Mariam Thalos' chapter pushes the boundaries of analytic philosophy itself. She offers an existentialist and naturalist account of social identity that draws on themes from the work of Simone de Beauvoir. Thalos is interested in the collective aspect of experience that's central to much writing about gender and race. She argues for an account of the social construction of identity and explores the range of kinds of group identities and the importance of them. A wide ranging essay, drawing on such diverse sources as Sartre, E. O. Wilson, and Freud, Thalos' chapter makes it clear that feminist work needn't be intellectually narrow and that the big questions that interest feminists are connected to long standing themes in the history of philosophy.
The volume closes with Ann Garry's essay, "Who Is Included? Intersectionality, Metaphors, and the Multiplicity of Gender," which calls out for feminist philosophy to be more inclusive and pluralistic. It's a nice note on which to end the volume since feminist philosophy in the analytic tradition has not been able to move past all of the limitations found in analytic philosophy. Feminists have made an improvement, but things are far from perfect. Garry's essay is an important acknowledgment of the work that remains to be done, particularly with regard to race. In order to move white women from center stage, Garry writes that feminist philosophers must pay more attention to the lives of women of colour, learn about how various forms of oppression intermesh, and learn how our practices contribute to the ongoing exclusion of women of colour. Garry presents and argues for a broad conception of intersectionality which she thinks best addresses the needs of feminist philosophy. Garry expands on Kimberlé Crenshaw's well-known traffic flow model of intersectionality to include topographical details such as mountains. She goes on to replace the vehicles moving through the model with liquids so we can better grasp how identities and group memberships flow and combine. It's a rich picture at the center of an excellent chapter.

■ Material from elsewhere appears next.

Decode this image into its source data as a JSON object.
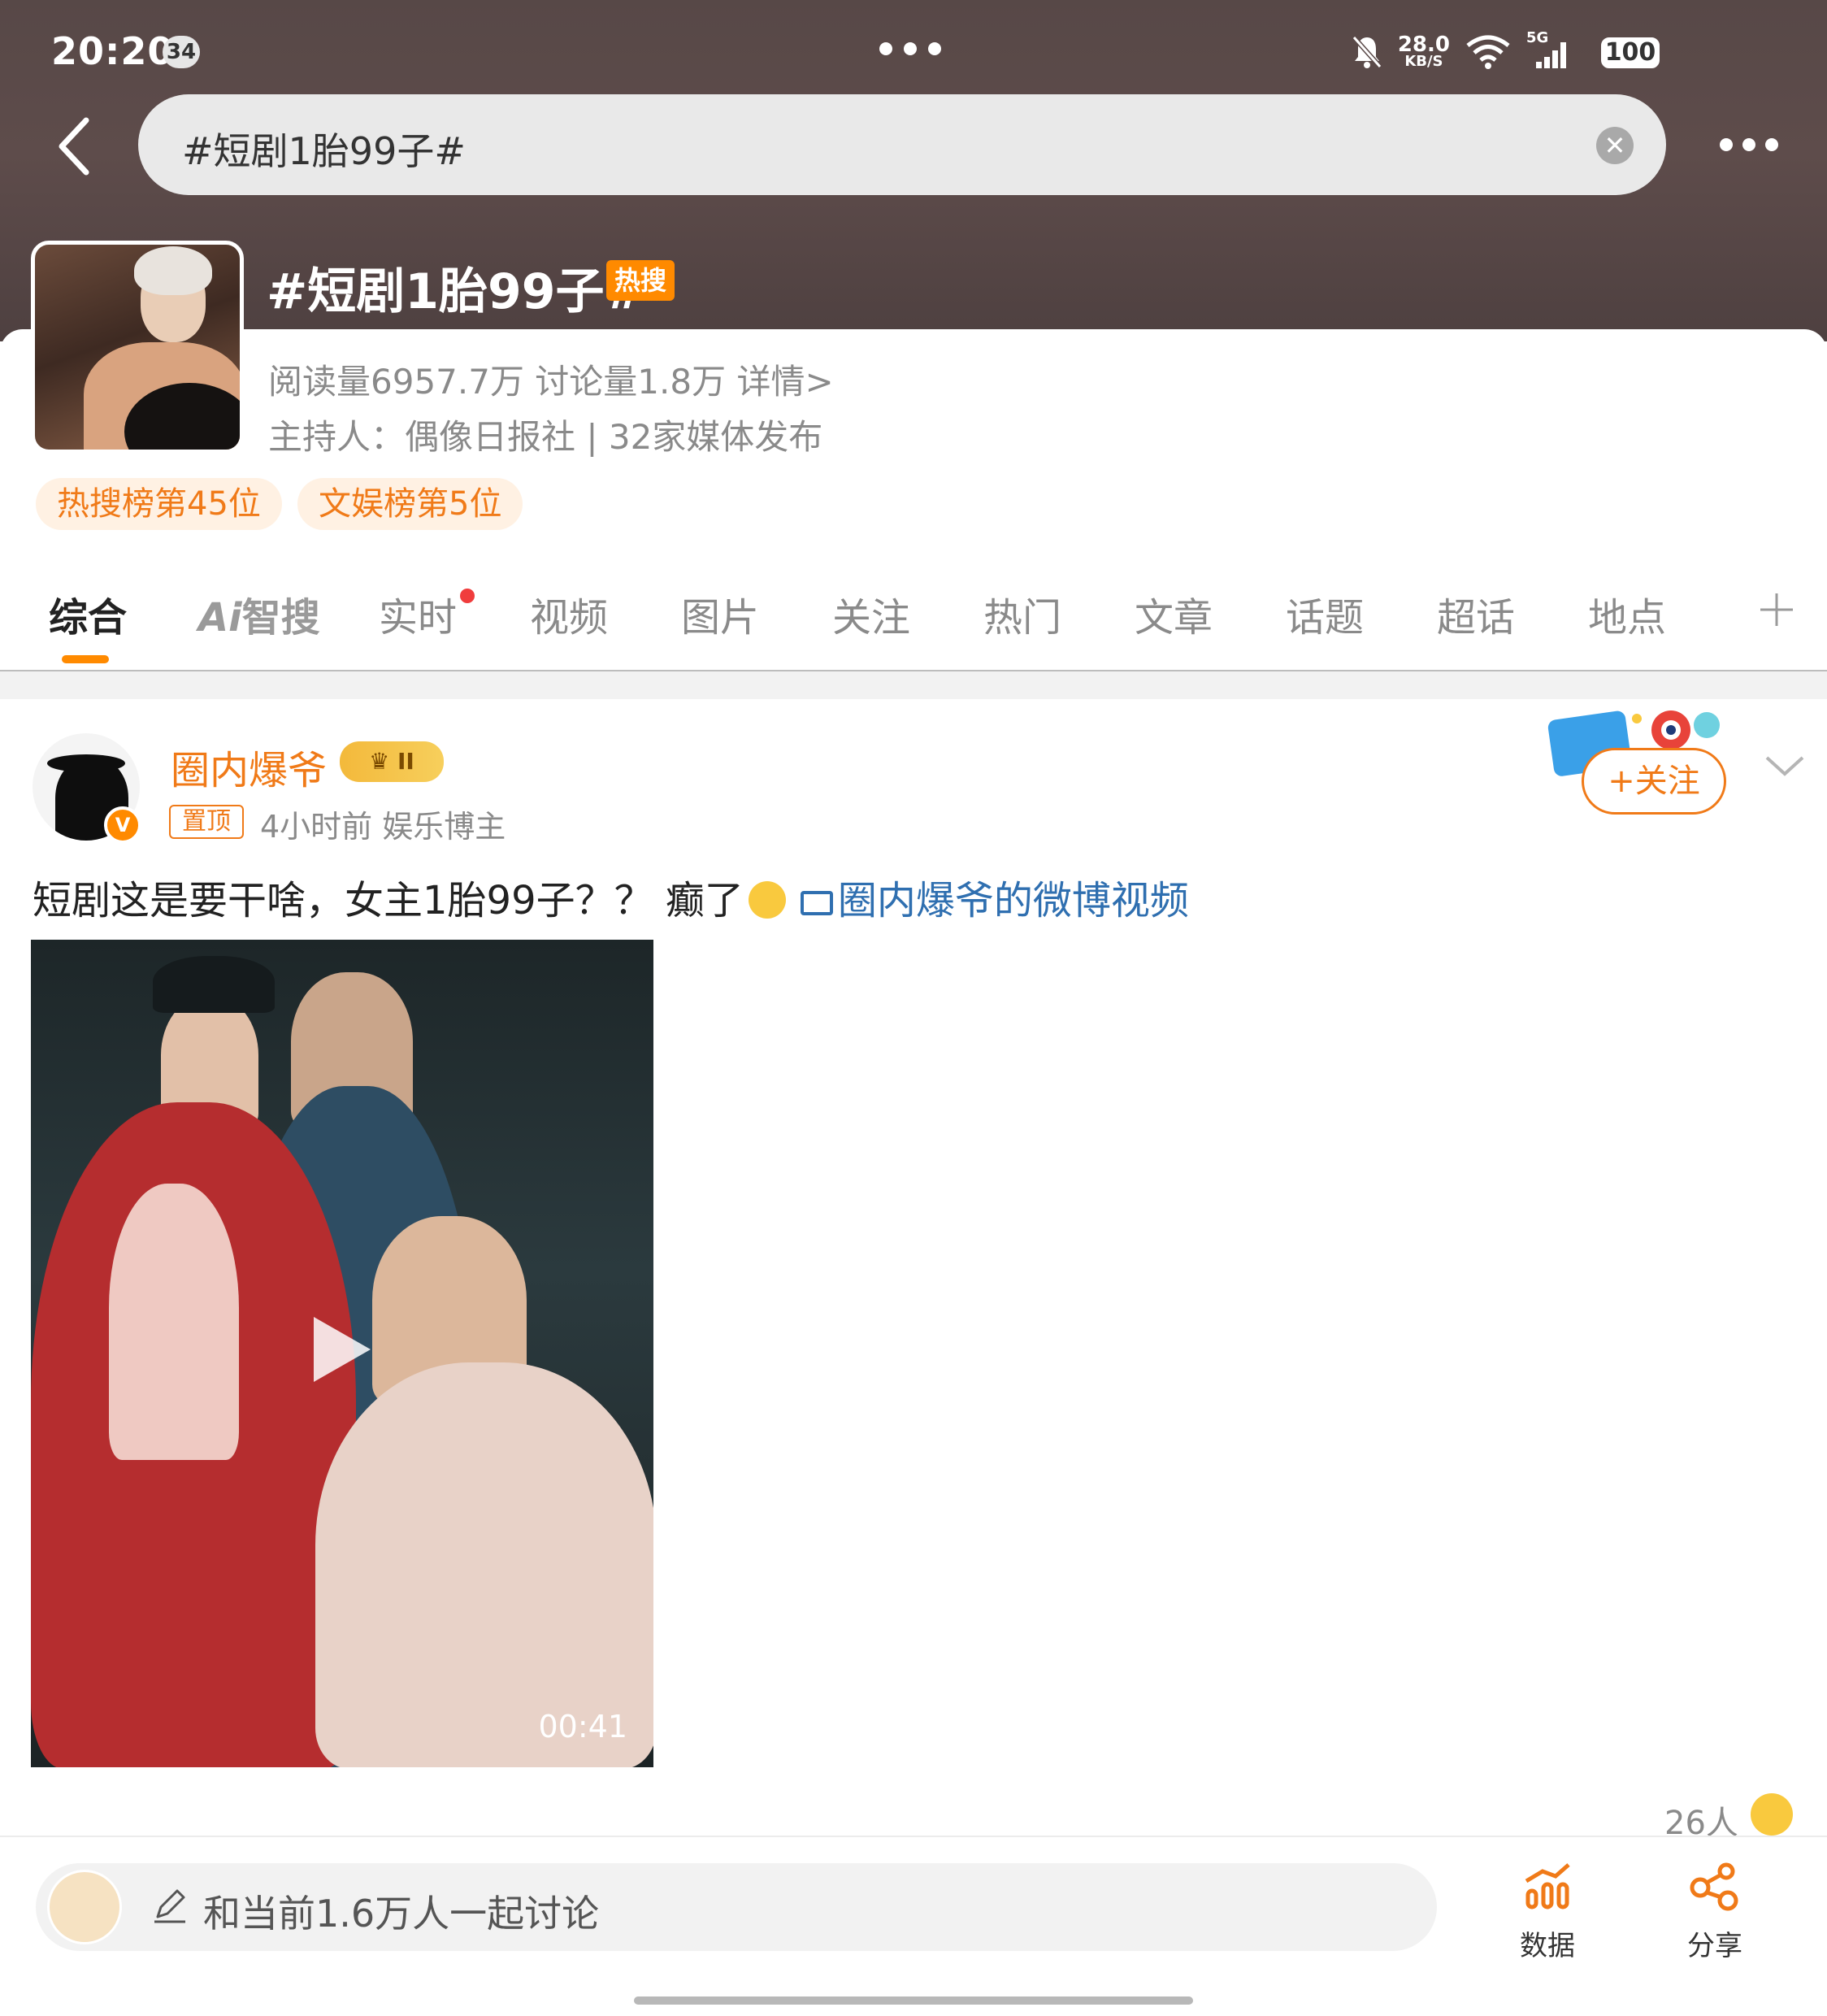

While I haven't reviewed every essay in the volume, I hope this gives potential readers some idea of the richness and scope of this project and of analytic feminist philosophy generally. Not all of the essays address the meta-question of the relationship between feminist analytic philosophy and the philosophical mainstream, but enough of them do, so it's instructive reading this volume if that question is of interest. A number of contributors thank Crasnow and Superson for their dedication to the project, their extensive comments and engagement with the material, and for their belief in the worth of analytic feminist philosophy as a subfield of philosophy. It's worth noting that only one of the essays was previously published. While this certainly makes the volume original, and for that reason alone worth acquiring, the result is a little uneven in terms of overall quality. The volume would make an excellent teaching tool for a graduate or upper-level undergraduate seminar in feminist analytic philosophy. I've also suggested it to colleagues who teach mainstream metaphysics, philosophy of science, epistemology, philosophy of language and meta-ethics when they've enquired about contemporary work by women authors to include in their courses.